There was public notice and a public hearing when the Planning Board adopted the HEFSP. Furthermore, the Court will conduct a Fairness Hearing on any settlement agreement that is approved by the Township in its declaratory judgement action. Comments may also be provided directly to the Court as part of the Fairness and/or Compliance hearing. The dates and times of the court hearings are publicly noticed. Any ordinances that are adopted by the Township in order to implement any settlement agreement will be subject to a public hearing at their second reading before the Township Committee.
Information on the action taken by 85 Woodland Road, LLC., et al. v. Township of Millburn, et al. may be found in our Affordable Housing Timeline/Summary (PDF). Ordinance related to the action may be found here:
If no settlement can be reached the Township would be forced to litigate its affordable housing obligation and how it will meet that obligation, and ultimately the court will decide. Millburn Township has already been provided a trial date by the court of October 18, 2021 if no settlement can be reached. In addition to a trial, the Township would also lose immunity against builders' remedy lawsuits until the lawsuit is completed.

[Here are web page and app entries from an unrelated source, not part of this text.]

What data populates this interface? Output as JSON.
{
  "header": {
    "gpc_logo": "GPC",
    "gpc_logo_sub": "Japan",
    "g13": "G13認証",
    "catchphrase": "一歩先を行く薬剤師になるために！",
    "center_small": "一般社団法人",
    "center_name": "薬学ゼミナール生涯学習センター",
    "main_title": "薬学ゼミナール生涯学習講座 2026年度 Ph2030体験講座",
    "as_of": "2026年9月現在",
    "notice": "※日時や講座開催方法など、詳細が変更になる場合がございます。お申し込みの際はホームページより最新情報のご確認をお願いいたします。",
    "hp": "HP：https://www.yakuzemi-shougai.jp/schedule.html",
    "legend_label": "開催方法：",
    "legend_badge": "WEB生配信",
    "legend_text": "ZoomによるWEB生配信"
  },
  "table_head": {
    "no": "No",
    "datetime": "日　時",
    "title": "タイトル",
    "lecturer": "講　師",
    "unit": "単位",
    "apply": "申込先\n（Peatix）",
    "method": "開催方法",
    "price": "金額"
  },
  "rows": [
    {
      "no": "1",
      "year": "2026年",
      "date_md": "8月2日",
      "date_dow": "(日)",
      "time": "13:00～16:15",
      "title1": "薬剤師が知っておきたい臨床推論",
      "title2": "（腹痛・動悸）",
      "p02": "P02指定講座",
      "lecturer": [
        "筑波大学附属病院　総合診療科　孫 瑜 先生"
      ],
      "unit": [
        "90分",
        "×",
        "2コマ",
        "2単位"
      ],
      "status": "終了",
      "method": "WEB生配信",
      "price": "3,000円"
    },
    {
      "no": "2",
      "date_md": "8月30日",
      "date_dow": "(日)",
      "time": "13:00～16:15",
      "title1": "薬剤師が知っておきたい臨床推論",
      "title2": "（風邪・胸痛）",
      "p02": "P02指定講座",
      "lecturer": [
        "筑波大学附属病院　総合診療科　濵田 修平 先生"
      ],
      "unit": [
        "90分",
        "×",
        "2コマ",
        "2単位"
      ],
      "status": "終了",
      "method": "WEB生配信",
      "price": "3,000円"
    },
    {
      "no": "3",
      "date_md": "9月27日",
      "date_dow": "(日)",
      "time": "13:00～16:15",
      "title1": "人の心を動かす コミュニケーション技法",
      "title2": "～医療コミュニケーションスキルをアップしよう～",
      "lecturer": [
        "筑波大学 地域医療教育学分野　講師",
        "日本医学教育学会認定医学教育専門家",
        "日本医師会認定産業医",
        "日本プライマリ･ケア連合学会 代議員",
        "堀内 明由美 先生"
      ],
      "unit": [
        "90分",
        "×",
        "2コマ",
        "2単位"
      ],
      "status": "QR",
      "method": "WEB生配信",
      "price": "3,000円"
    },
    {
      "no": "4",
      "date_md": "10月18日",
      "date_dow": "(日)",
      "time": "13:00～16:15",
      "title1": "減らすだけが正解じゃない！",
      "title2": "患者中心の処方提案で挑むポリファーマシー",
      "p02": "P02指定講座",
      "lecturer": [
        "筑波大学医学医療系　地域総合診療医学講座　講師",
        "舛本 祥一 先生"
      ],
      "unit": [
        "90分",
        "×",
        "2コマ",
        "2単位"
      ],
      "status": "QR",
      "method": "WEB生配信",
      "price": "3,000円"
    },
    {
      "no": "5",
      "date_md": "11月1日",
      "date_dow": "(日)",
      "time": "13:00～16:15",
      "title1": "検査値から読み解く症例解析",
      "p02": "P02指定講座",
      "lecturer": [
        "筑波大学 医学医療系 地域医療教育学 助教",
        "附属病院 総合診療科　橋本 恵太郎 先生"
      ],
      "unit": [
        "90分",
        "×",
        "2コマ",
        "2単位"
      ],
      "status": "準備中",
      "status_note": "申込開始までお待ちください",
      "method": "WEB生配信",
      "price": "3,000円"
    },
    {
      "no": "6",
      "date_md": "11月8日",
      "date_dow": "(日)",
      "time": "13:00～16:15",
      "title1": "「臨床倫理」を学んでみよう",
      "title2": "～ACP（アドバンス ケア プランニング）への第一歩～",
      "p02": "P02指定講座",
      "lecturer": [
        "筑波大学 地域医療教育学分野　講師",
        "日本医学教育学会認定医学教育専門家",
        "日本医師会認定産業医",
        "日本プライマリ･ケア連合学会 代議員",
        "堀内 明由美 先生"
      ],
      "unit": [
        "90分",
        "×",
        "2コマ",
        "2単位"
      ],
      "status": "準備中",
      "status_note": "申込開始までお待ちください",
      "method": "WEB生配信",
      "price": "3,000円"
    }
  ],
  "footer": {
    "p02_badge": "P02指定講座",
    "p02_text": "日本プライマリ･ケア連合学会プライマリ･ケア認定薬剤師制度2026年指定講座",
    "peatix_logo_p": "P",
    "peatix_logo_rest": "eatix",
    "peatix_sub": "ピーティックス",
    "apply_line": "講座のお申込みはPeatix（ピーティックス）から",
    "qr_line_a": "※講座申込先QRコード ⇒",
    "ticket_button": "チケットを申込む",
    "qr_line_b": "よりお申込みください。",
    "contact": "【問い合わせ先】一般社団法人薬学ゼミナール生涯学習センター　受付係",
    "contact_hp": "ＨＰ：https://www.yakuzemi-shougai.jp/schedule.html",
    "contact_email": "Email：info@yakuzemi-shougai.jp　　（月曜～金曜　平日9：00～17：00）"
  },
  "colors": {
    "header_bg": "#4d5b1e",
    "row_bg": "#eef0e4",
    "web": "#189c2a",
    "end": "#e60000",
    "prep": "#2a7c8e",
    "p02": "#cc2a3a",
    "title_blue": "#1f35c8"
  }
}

A municipality's affordable housing obligation is a complex matter with numerous rules, calculations and elements required for compliance. The complexity of Millburn Township's settlement negotiations were exacerbated because there were no compliance mechanisms in place from any prior round obligations. The Township and its elected officials started from scratch in April of 2018. It is not uncommon for negotiations to take 3-5 years, even for those municipalities that had prior round compliance or started in 2015 for their third (3rd) round obligations. Disruption due to the COVID-19 pandemic have also had an impact on the timing of negotiations.